*** STUDY MATERIAL ***
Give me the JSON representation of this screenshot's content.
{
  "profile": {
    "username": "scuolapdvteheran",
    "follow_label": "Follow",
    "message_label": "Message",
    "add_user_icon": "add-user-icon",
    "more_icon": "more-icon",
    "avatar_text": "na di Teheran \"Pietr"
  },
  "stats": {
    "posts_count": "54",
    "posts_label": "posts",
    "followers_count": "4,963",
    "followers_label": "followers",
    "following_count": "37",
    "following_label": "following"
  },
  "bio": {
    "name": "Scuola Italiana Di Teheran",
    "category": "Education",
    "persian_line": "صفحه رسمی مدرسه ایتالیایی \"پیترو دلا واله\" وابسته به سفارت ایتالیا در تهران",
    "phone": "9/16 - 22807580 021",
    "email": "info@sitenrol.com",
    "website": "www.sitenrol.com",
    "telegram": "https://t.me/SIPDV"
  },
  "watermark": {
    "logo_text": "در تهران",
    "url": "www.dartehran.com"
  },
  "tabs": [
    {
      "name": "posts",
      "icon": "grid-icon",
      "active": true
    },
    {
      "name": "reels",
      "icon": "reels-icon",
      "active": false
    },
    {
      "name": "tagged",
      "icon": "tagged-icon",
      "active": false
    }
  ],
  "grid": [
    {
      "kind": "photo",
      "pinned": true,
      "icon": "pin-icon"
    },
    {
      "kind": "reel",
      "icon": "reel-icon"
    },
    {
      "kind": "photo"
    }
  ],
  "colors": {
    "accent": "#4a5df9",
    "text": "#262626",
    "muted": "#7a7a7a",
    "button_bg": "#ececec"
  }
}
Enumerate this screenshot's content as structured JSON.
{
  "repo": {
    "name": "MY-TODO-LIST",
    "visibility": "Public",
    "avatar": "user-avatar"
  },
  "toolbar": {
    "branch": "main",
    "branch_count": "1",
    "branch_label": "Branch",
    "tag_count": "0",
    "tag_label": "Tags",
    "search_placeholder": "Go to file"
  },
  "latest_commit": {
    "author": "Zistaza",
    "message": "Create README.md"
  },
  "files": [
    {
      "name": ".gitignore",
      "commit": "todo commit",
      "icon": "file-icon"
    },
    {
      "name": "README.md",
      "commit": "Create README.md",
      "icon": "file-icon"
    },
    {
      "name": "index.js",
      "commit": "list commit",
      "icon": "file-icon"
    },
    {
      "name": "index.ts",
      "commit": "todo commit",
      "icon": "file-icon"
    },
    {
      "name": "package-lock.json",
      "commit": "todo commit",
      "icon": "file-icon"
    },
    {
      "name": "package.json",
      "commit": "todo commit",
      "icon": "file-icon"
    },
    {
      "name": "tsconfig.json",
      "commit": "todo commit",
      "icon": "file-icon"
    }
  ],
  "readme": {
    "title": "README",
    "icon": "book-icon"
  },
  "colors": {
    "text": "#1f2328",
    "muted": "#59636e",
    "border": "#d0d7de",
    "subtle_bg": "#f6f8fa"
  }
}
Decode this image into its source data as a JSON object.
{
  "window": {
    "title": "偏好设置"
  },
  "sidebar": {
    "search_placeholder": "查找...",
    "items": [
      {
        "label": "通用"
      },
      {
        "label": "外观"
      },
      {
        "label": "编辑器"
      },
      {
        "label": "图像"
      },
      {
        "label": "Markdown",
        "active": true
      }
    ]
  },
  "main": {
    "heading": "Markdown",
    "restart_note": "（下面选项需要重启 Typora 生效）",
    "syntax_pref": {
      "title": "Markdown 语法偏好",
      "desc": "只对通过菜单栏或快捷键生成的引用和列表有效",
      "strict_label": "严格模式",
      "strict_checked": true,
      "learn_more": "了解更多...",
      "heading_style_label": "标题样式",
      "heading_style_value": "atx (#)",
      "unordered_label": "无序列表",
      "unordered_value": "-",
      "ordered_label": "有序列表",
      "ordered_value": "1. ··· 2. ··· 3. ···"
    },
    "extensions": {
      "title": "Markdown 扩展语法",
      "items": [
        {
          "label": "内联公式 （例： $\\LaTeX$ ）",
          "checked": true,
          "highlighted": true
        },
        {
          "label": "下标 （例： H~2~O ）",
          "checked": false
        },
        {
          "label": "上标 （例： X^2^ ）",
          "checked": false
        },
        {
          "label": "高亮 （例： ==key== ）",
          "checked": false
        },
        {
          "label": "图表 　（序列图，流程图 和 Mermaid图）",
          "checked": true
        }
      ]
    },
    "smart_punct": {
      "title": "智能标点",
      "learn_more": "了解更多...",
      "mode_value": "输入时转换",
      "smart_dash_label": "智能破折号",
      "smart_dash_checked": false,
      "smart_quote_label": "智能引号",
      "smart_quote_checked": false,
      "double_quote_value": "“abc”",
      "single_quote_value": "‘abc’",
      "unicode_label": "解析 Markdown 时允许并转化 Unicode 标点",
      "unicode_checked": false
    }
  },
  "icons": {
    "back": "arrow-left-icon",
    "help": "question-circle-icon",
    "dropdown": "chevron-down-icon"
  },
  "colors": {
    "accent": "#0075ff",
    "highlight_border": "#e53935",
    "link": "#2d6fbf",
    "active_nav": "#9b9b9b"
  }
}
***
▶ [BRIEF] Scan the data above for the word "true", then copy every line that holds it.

▶ [FINAL ANSWER]
      "active": true
      "pinned": true,
        "active": true
      "strict_checked": true,
          "checked": true,
          "highlighted": true
          "checked": true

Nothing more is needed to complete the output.